Problem requirements> Find every line in the data that contains the word "subscribe". Return each of those lines.

Stored dataset items:
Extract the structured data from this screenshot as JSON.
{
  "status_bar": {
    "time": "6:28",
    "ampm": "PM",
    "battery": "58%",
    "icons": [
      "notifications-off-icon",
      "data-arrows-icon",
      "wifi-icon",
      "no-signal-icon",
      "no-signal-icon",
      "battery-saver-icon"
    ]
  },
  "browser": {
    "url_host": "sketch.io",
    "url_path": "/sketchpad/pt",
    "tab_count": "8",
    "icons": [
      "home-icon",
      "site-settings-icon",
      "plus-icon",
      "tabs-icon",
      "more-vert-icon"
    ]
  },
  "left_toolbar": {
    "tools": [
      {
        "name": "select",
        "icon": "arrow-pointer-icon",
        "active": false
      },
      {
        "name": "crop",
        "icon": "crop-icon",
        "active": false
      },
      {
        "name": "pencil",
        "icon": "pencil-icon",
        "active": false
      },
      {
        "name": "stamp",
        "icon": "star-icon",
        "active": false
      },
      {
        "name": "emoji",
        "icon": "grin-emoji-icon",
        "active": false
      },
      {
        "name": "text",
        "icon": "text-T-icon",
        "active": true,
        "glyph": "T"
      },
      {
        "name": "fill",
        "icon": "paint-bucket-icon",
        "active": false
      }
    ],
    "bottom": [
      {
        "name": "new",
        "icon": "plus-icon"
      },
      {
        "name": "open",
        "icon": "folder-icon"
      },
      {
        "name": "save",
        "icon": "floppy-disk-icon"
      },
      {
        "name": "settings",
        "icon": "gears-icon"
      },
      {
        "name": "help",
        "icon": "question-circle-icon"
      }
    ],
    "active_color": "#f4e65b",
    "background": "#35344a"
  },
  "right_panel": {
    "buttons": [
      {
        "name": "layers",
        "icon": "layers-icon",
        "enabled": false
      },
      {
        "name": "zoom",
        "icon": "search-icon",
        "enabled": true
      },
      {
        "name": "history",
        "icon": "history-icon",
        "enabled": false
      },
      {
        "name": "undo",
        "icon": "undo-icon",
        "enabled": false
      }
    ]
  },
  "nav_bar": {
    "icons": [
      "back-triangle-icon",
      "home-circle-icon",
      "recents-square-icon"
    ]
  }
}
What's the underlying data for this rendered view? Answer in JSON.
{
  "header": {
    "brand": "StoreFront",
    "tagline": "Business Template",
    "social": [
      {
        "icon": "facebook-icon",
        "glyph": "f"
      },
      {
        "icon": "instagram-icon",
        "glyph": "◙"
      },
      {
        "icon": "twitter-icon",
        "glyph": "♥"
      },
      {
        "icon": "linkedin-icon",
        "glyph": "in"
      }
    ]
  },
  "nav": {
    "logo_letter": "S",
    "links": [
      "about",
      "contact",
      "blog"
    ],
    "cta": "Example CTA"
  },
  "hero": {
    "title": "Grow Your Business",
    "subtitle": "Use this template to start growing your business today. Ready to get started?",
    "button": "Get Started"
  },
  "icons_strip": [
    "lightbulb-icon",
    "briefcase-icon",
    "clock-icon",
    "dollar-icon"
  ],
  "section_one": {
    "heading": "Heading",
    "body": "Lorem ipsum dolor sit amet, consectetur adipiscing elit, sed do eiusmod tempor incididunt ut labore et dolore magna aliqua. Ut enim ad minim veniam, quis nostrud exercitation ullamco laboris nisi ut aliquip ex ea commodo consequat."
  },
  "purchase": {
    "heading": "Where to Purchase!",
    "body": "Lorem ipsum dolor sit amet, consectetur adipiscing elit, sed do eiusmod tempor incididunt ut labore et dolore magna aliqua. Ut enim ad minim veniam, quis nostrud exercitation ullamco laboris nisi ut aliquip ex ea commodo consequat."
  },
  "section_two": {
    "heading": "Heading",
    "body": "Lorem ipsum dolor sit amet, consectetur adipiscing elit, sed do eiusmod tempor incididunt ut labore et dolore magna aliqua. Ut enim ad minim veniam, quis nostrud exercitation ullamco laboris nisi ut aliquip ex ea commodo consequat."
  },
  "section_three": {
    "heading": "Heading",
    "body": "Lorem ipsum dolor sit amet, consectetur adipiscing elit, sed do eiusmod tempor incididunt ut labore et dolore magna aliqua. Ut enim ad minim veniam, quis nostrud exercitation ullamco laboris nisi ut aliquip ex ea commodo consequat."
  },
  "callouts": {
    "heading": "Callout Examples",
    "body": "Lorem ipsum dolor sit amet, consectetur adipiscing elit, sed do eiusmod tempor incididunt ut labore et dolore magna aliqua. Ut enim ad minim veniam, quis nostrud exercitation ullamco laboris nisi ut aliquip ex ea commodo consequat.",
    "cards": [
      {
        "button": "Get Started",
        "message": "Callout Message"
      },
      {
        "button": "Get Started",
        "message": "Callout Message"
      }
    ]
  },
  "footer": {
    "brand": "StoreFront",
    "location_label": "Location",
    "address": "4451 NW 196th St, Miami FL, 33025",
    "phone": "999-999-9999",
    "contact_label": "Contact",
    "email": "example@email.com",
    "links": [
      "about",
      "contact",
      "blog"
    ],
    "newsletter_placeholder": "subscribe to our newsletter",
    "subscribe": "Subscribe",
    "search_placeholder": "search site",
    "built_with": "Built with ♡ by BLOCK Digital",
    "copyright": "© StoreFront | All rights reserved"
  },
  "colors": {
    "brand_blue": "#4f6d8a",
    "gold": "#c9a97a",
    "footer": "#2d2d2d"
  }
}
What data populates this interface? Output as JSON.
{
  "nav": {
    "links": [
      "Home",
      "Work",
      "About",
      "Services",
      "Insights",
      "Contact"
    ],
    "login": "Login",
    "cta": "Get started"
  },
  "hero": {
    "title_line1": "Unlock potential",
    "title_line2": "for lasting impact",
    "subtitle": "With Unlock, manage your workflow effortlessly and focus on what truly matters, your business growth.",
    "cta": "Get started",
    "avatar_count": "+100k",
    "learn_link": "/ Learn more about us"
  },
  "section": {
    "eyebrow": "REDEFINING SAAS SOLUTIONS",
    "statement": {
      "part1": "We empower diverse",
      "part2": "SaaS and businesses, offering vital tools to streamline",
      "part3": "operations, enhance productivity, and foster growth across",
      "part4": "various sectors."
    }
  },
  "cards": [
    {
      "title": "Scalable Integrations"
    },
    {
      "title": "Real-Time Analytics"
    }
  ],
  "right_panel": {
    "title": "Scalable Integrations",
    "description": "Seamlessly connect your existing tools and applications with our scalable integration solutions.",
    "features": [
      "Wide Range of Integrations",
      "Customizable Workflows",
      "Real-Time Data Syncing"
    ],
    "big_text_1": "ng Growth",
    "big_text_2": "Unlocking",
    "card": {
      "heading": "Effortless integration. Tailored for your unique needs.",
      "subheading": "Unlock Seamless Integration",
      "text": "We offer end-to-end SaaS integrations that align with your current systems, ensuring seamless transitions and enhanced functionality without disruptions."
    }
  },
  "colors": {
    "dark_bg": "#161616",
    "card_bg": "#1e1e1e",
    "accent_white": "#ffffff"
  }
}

Finished task>
    "newsletter_placeholder": "subscribe to our newsletter",
    "subscribe": "Subscribe",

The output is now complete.